:: Problem to work on ::
With the images removed, write out every line below exactly.

:: Supplied material ::
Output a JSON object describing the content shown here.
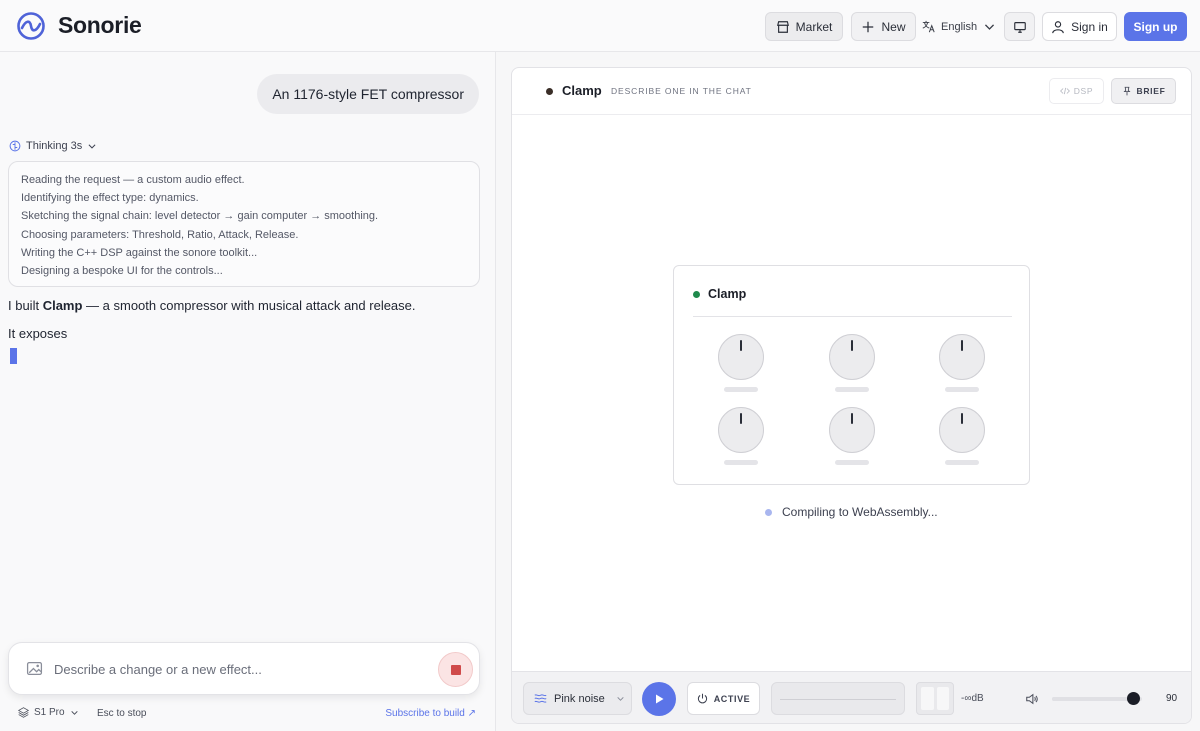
{
  "header": {
    "brand": "Sonorie",
    "market_label": "Market",
    "new_label": "New",
    "language": "English",
    "signin_label": "Sign in",
    "signup_label": "Sign up"
  },
  "chat": {
    "user_message": "An 1176-style FET compressor",
    "thinking_label": "Thinking 3s",
    "thinking_steps": [
      "Reading the request — a custom audio effect.",
      "Identifying the effect type: dynamics.",
      "Sketching the signal chain: level detector → gain computer → smoothing.",
      "Choosing parameters: Threshold, Ratio, Attack, Release.",
      "Writing the C++ DSP against the sonore toolkit...",
      "Designing a bespoke UI for the controls..."
    ],
    "reply_prefix": "I built ",
    "reply_name": "Clamp",
    "reply_suffix": " — a smooth compressor with musical attack and release.",
    "reply_line2": "It exposes",
    "input_placeholder": "Describe a change or a new effect...",
    "model": "S1 Pro",
    "esc_hint": "Esc  to stop",
    "subscribe": "Subscribe to build ↗"
  },
  "preview": {
    "plugin_name": "Clamp",
    "subtitle": "Describe one in the chat",
    "dsp_label": "DSP",
    "brief_label": "BRIEF",
    "card_title": "Clamp",
    "status": "Compiling to WebAssembly...",
    "accent_color": "#5b74e8",
    "status_dot_color": "#1f8a4c"
  },
  "transport": {
    "source": "Pink noise",
    "active_label": "ACTIVE",
    "db_readout": "-∞dB",
    "volume": "90",
    "volume_level": 0.9
  }
}
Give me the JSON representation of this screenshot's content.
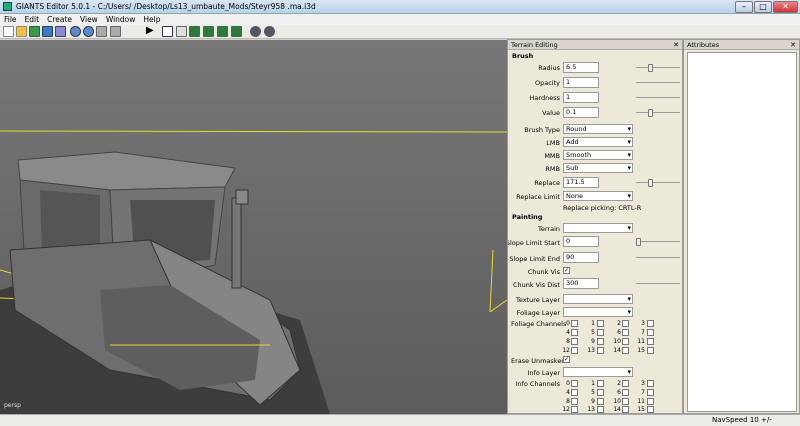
{
  "window": {
    "title": "GIANTS Editor 5.0.1 - C:/Users/                    /Desktop/Ls13_umbaute_Mods/Steyr958 .ma.i3d",
    "min": "–",
    "max": "□",
    "close": "✕"
  },
  "menu": [
    "File",
    "Edit",
    "Create",
    "View",
    "Window",
    "Help"
  ],
  "toolbar": {
    "icons": [
      "new-icon",
      "open-icon",
      "save-icon",
      "save-as-icon",
      "import-icon",
      "undo-icon",
      "redo-icon",
      "play-icon",
      "select-icon",
      "move-icon",
      "terrain-sculpt-icon",
      "terrain-paint-icon",
      "foliage-paint-icon",
      "settings-icon",
      "snap-icon"
    ]
  },
  "viewport": {
    "label": "persp"
  },
  "terrain_panel": {
    "title": "Terrain Editing",
    "close": "✕",
    "brush_header": "Brush",
    "radius_label": "Radius",
    "radius_value": "6.5",
    "opacity_label": "Opacity",
    "opacity_value": "1",
    "hardness_label": "Hardness",
    "hardness_value": "1",
    "value_label": "Value",
    "value_value": "0.1",
    "brush_type_label": "Brush Type",
    "brush_type_value": "Round",
    "lmb_label": "LMB",
    "lmb_value": "Add",
    "mmb_label": "MMB",
    "mmb_value": "Smooth",
    "rmb_label": "RMB",
    "rmb_value": "Sub",
    "replace_label": "Replace",
    "replace_value": "171.5",
    "replace_limit_label": "Replace Limit",
    "replace_limit_value": "None",
    "replace_picking": "Replace picking: CRTL-R",
    "painting_header": "Painting",
    "terrain_label": "Terrain",
    "terrain_value": "",
    "slope_start_label": "Slope Limit Start",
    "slope_start_value": "0",
    "slope_end_label": "Slope Limit End",
    "slope_end_value": "90",
    "chunk_vis_label": "Chunk Vis",
    "chunk_vis_checked": "✓",
    "chunk_vis_dist_label": "Chunk Vis Dist",
    "chunk_vis_dist_value": "300",
    "texture_layer_label": "Texture Layer",
    "texture_layer_value": "",
    "foliage_layer_label": "Foliage Layer",
    "foliage_layer_value": "",
    "foliage_channels_label": "Foliage Channels",
    "erase_unmasked_label": "Erase Unmasked",
    "erase_unmasked_checked": "✓",
    "info_layer_label": "Info Layer",
    "info_layer_value": "",
    "info_channels_label": "Info Channels",
    "channels": [
      "0",
      "1",
      "2",
      "3",
      "4",
      "5",
      "6",
      "7",
      "8",
      "9",
      "10",
      "11",
      "12",
      "13",
      "14",
      "15"
    ]
  },
  "attributes_panel": {
    "title": "Attributes",
    "close": "✕"
  },
  "status": {
    "navspeed": "NavSpeed 10 +/-"
  }
}
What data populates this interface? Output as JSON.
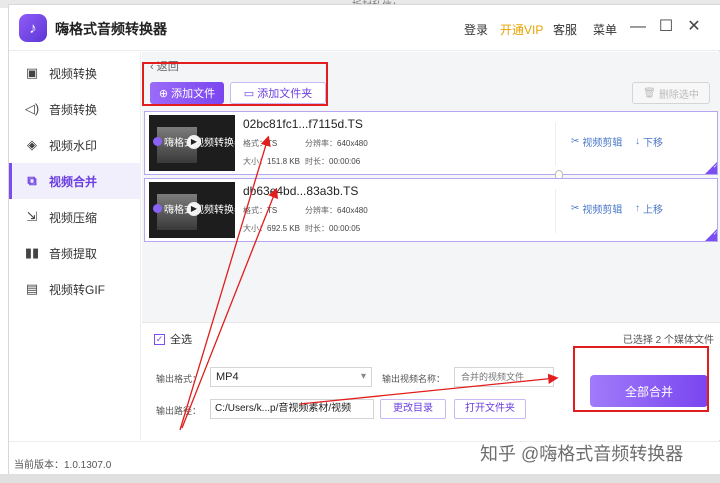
{
  "app": {
    "title": "嗨格式音频转换器",
    "background_tab": "拆封私信：",
    "top_links": [
      "登录",
      "开通VIP",
      "客服",
      "菜单"
    ],
    "accent": "#7a4ef0",
    "vip_color": "#e8a300",
    "annotation_color": "#e11d1d"
  },
  "sidebar": {
    "items": [
      {
        "label": "视频转换",
        "icon": "video-convert-icon"
      },
      {
        "label": "音频转换",
        "icon": "audio-convert-icon"
      },
      {
        "label": "视频水印",
        "icon": "watermark-icon"
      },
      {
        "label": "视频合并",
        "icon": "merge-icon",
        "active": true
      },
      {
        "label": "视频压缩",
        "icon": "compress-icon"
      },
      {
        "label": "音频提取",
        "icon": "audio-extract-icon"
      },
      {
        "label": "视频转GIF",
        "icon": "gif-icon"
      }
    ]
  },
  "toolbar": {
    "back": "返回",
    "add_file": "添加文件",
    "add_folder": "添加文件夹",
    "delete_selected": "删除选中"
  },
  "files": [
    {
      "name": "02bc81fc1...f7115d.TS",
      "format_label": "格式：",
      "format": "TS",
      "resolution_label": "分辨率：",
      "resolution": "640x480",
      "size_label": "大小：",
      "size": "151.8 KB",
      "duration_label": "时长：",
      "duration": "00:00:06",
      "edit": "视频剪辑",
      "move": "下移",
      "thumb_text": "嗨格式视频转换器"
    },
    {
      "name": "db63e4bd...83a3b.TS",
      "format_label": "格式：",
      "format": "TS",
      "resolution_label": "分辨率：",
      "resolution": "640x480",
      "size_label": "大小：",
      "size": "692.5 KB",
      "duration_label": "时长：",
      "duration": "00:00:05",
      "edit": "视频剪辑",
      "move": "上移",
      "thumb_text": "嗨格式视频转换器"
    }
  ],
  "footer_panel": {
    "select_all": "全选",
    "selected_count": "已选择 2 个媒体文件",
    "output_format_label": "输出格式：",
    "output_format": "MP4",
    "output_name_label": "输出视频名称：",
    "output_name_placeholder": "合并的视频文件",
    "output_path_label": "输出路径：",
    "output_path": "C:/Users/k...p/音视频素材/视频",
    "change_dir": "更改目录",
    "open_folder": "打开文件夹",
    "merge_all": "全部合并"
  },
  "status": {
    "version": "当前版本：1.0.1307.0"
  },
  "watermark": "知乎 @嗨格式音频转换器"
}
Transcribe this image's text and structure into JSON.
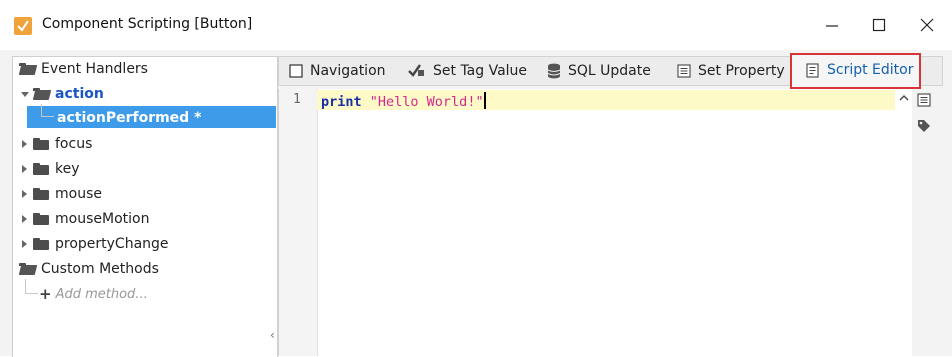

:: Reply to the exercise ::
Output a JSON object describing the content shown here.
{
  "header": {
    "brand": "Sonorie",
    "market_label": "Market",
    "new_label": "New",
    "language": "English",
    "signin_label": "Sign in",
    "signup_label": "Sign up"
  },
  "chat": {
    "user_message": "An 1176-style FET compressor",
    "thinking_label": "Thinking 3s",
    "thinking_steps": [
      "Reading the request — a custom audio effect.",
      "Identifying the effect type: dynamics.",
      "Sketching the signal chain: level detector → gain computer → smoothing.",
      "Choosing parameters: Threshold, Ratio, Attack, Release.",
      "Writing the C++ DSP against the sonore toolkit...",
      "Designing a bespoke UI for the controls..."
    ],
    "reply_prefix": "I built ",
    "reply_name": "Clamp",
    "reply_suffix": " — a smooth compressor with musical attack and release.",
    "reply_line2": "It exposes",
    "input_placeholder": "Describe a change or a new effect...",
    "model": "S1 Pro",
    "esc_hint": "Esc  to stop",
    "subscribe": "Subscribe to build ↗"
  },
  "preview": {
    "plugin_name": "Clamp",
    "subtitle": "Describe one in the chat",
    "dsp_label": "DSP",
    "brief_label": "BRIEF",
    "card_title": "Clamp",
    "status": "Compiling to WebAssembly...",
    "accent_color": "#5b74e8",
    "status_dot_color": "#1f8a4c"
  },
  "transport": {
    "source": "Pink noise",
    "active_label": "ACTIVE",
    "db_readout": "-∞dB",
    "volume": "90",
    "volume_level": 0.9
  }
}
Give me the JSON representation of this screenshot's content.
{
  "window": {
    "title": "GIANTS Editor 5.0.1 - C:/Users/                    /Desktop/Ls13_umbaute_Mods/Steyr958 .ma.i3d",
    "min": "–",
    "max": "□",
    "close": "✕"
  },
  "menu": [
    "File",
    "Edit",
    "Create",
    "View",
    "Window",
    "Help"
  ],
  "toolbar": {
    "icons": [
      "new-icon",
      "open-icon",
      "save-icon",
      "save-as-icon",
      "import-icon",
      "undo-icon",
      "redo-icon",
      "play-icon",
      "select-icon",
      "move-icon",
      "terrain-sculpt-icon",
      "terrain-paint-icon",
      "foliage-paint-icon",
      "settings-icon",
      "snap-icon"
    ]
  },
  "viewport": {
    "label": "persp"
  },
  "terrain_panel": {
    "title": "Terrain Editing",
    "close": "✕",
    "brush_header": "Brush",
    "radius_label": "Radius",
    "radius_value": "6.5",
    "opacity_label": "Opacity",
    "opacity_value": "1",
    "hardness_label": "Hardness",
    "hardness_value": "1",
    "value_label": "Value",
    "value_value": "0.1",
    "brush_type_label": "Brush Type",
    "brush_type_value": "Round",
    "lmb_label": "LMB",
    "lmb_value": "Add",
    "mmb_label": "MMB",
    "mmb_value": "Smooth",
    "rmb_label": "RMB",
    "rmb_value": "Sub",
    "replace_label": "Replace",
    "replace_value": "171.5",
    "replace_limit_label": "Replace Limit",
    "replace_limit_value": "None",
    "replace_picking": "Replace picking: CRTL-R",
    "painting_header": "Painting",
    "terrain_label": "Terrain",
    "terrain_value": "",
    "slope_start_label": "Slope Limit Start",
    "slope_start_value": "0",
    "slope_end_label": "Slope Limit End",
    "slope_end_value": "90",
    "chunk_vis_label": "Chunk Vis",
    "chunk_vis_checked": "✓",
    "chunk_vis_dist_label": "Chunk Vis Dist",
    "chunk_vis_dist_value": "300",
    "texture_layer_label": "Texture Layer",
    "texture_layer_value": "",
    "foliage_layer_label": "Foliage Layer",
    "foliage_layer_value": "",
    "foliage_channels_label": "Foliage Channels",
    "erase_unmasked_label": "Erase Unmasked",
    "erase_unmasked_checked": "✓",
    "info_layer_label": "Info Layer",
    "info_layer_value": "",
    "info_channels_label": "Info Channels",
    "channels": [
      "0",
      "1",
      "2",
      "3",
      "4",
      "5",
      "6",
      "7",
      "8",
      "9",
      "10",
      "11",
      "12",
      "13",
      "14",
      "15"
    ]
  },
  "attributes_panel": {
    "title": "Attributes",
    "close": "✕"
  },
  "status": {
    "navspeed": "NavSpeed 10 +/-"
  }
}
What data populates this interface? Output as JSON.
{
  "app": {
    "title": "嗨格式音频转换器",
    "background_tab": "拆封私信：",
    "top_links": [
      "登录",
      "开通VIP",
      "客服",
      "菜单"
    ],
    "accent": "#7a4ef0",
    "vip_color": "#e8a300",
    "annotation_color": "#e11d1d"
  },
  "sidebar": {
    "items": [
      {
        "label": "视频转换",
        "icon": "video-convert-icon"
      },
      {
        "label": "音频转换",
        "icon": "audio-convert-icon"
      },
      {
        "label": "视频水印",
        "icon": "watermark-icon"
      },
      {
        "label": "视频合并",
        "icon": "merge-icon",
        "active": true
      },
      {
        "label": "视频压缩",
        "icon": "compress-icon"
      },
      {
        "label": "音频提取",
        "icon": "audio-extract-icon"
      },
      {
        "label": "视频转GIF",
        "icon": "gif-icon"
      }
    ]
  },
  "toolbar": {
    "back": "返回",
    "add_file": "添加文件",
    "add_folder": "添加文件夹",
    "delete_selected": "删除选中"
  },
  "files": [
    {
      "name": "02bc81fc1...f7115d.TS",
      "format_label": "格式：",
      "format": "TS",
      "resolution_label": "分辨率：",
      "resolution": "640x480",
      "size_label": "大小：",
      "size": "151.8 KB",
      "duration_label": "时长：",
      "duration": "00:00:06",
      "edit": "视频剪辑",
      "move": "下移",
      "thumb_text": "嗨格式视频转换器"
    },
    {
      "name": "db63e4bd...83a3b.TS",
      "format_label": "格式：",
      "format": "TS",
      "resolution_label": "分辨率：",
      "resolution": "640x480",
      "size_label": "大小：",
      "size": "692.5 KB",
      "duration_label": "时长：",
      "duration": "00:00:05",
      "edit": "视频剪辑",
      "move": "上移",
      "thumb_text": "嗨格式视频转换器"
    }
  ],
  "footer_panel": {
    "select_all": "全选",
    "selected_count": "已选择 2 个媒体文件",
    "output_format_label": "输出格式：",
    "output_format": "MP4",
    "output_name_label": "输出视频名称：",
    "output_name_placeholder": "合并的视频文件",
    "output_path_label": "输出路径：",
    "output_path": "C:/Users/k...p/音视频素材/视频",
    "change_dir": "更改目录",
    "open_folder": "打开文件夹",
    "merge_all": "全部合并"
  },
  "status": {
    "version": "当前版本：1.0.1307.0"
  },
  "watermark": "知乎 @嗨格式音频转换器"
}
Transcribe this image's text and structure into JSON.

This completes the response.